1. In this case, the learned District Judge of Dacca has had before him a petition under the Special Marriage Act of 1872, asking that a certain marriage may be declared null on the ground that the woman at the time of the marriage in 1926 had not completed the age of 21 years and had not obtained the consent of her father. It appears that this girl was a pupil of the Eden Intermediate College at Dacca and that the respondent was a person who had been employed as her tutor and that on 9th April 1926, they went before the Registrar and made declarations under the Special Marriage Act. Both of them are Hindus and the Special Marriage Act would not, therefore, apply to them at all, but for recent legislation, namely, Act 30 of 1923. It appears that the form of the declaration at the end of the schedule to the Special Marriage Act of 1872 contains a paragraph which has to be sworn to when the party has not completed the age of 21 years to say that the consent of the father or guardian has been given. In this case, the declaration was correctly filled up, but this paragraph appears to have been omitted altogether. Neither of the parties appears to have committed perjury, therefore, in this matter. But it is certainly very remarkable that the forms given in Schedule 2 do not require the parties to state what their actual age is, and, in particular whether or not each party is of the age of twenty one years. All that is required is that the bridegroom is to state that he is 18 years old and the bride is to state that she is 14 years old. This appears to me to open the door to great laxity. In this case, it appears to me that there has been some remissness in respect of the fact that the paragraph dealing with the consent of the father has apparently been omitted from the declaration altogether. I think this case is one which might usefully be made an occasion for a careful consideration of the working of this Act, in view of the recent legislation of 1923 and I propose to send a copy of the judgment of this Court in this case to the Government of Bengal in order that they may have an opportunity of considering the matter.

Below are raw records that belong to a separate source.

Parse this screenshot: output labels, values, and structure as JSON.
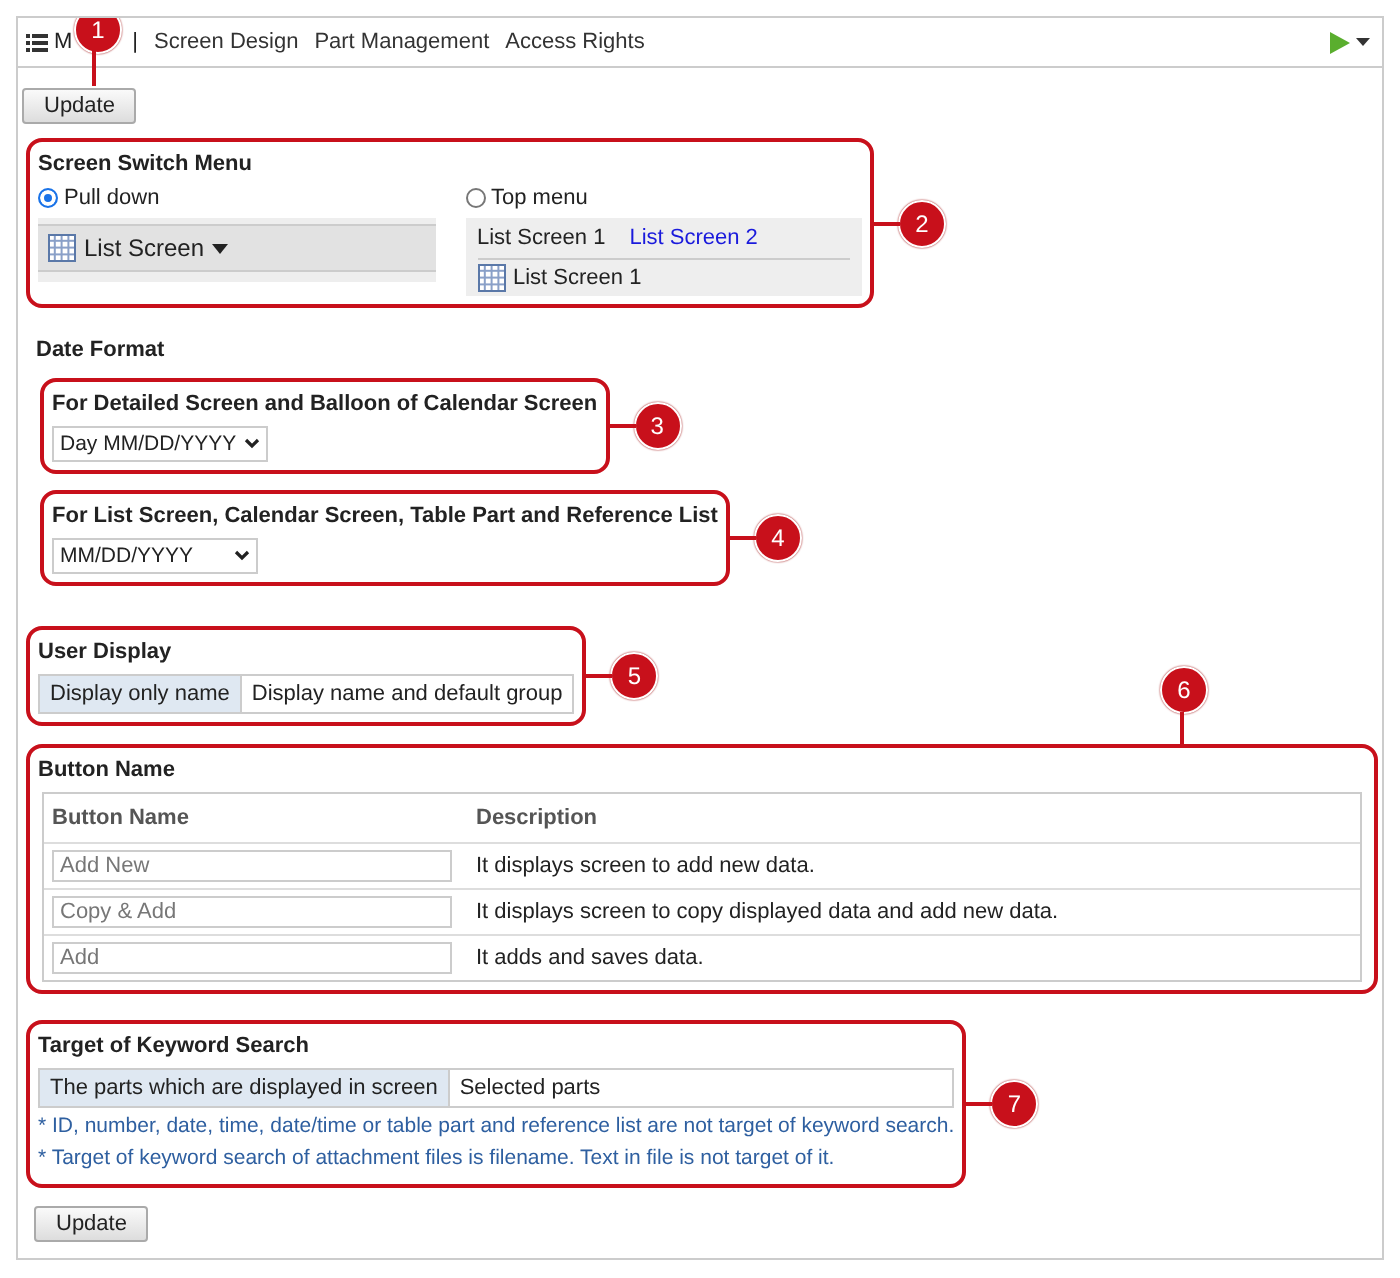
{
  "toolbar": {
    "menu_label": "M",
    "separator": "|",
    "links": [
      "Screen Design",
      "Part Management",
      "Access Rights"
    ],
    "callout": "1"
  },
  "update_top": "Update",
  "screen_switch_menu": {
    "title": "Screen Switch Menu",
    "callout": "2",
    "options": [
      {
        "label": "Pull down",
        "selected": true,
        "preview": {
          "kind": "pulldown",
          "label": "List Screen"
        }
      },
      {
        "label": "Top menu",
        "selected": false,
        "preview": {
          "kind": "topmenu",
          "tabs": [
            {
              "label": "List Screen 1",
              "selected": true
            },
            {
              "label": "List Screen 2",
              "selected": false
            }
          ],
          "item": "List Screen 1"
        }
      }
    ]
  },
  "date_format": {
    "title": "Date Format",
    "groups": [
      {
        "title": "For Detailed Screen and Balloon of Calendar Screen",
        "value": "Day MM/DD/YYYY",
        "callout": "3"
      },
      {
        "title": "For List Screen, Calendar Screen, Table Part and Reference List",
        "value": "MM/DD/YYYY",
        "callout": "4"
      }
    ]
  },
  "user_display": {
    "title": "User Display",
    "callout": "5",
    "options": [
      {
        "label": "Display only name",
        "selected": true
      },
      {
        "label": "Display name and default group",
        "selected": false
      }
    ]
  },
  "button_name": {
    "title": "Button Name",
    "callout": "6",
    "columns": [
      "Button Name",
      "Description"
    ],
    "rows": [
      {
        "placeholder": "Add New",
        "description": "It displays screen to add new data."
      },
      {
        "placeholder": "Copy & Add",
        "description": "It displays screen to copy displayed data and add new data."
      },
      {
        "placeholder": "Add",
        "description": "It adds and saves data."
      }
    ]
  },
  "keyword_search": {
    "title": "Target of Keyword Search",
    "callout": "7",
    "options": [
      {
        "label": "The parts which are displayed in screen",
        "selected": true
      },
      {
        "label": "Selected parts",
        "selected": false
      }
    ],
    "notes": [
      "* ID, number, date, time, date/time or table part and reference list are not target of keyword search.",
      "* Target of keyword search of attachment files is filename. Text in file is not target of it."
    ]
  },
  "update_bottom": "Update"
}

2. On the merits of the petition, I am satisfied that it has been now properly proved that at the time this pretended marriage was entered into, the girl did not have the consent of her father and, accordingly, under the express terms of Section 17, Special Marriage Act, it was right for the learned District Judge to pronounce the order which he has pronounced and which, in my judgment, ought now to be confirmed. The petitioner will have the costs of this applications. The costs will be assessed at three gold mohurs.
C.C. Ghose, J.
3. I agree.
B.B. Ghose, J.
4. I agree.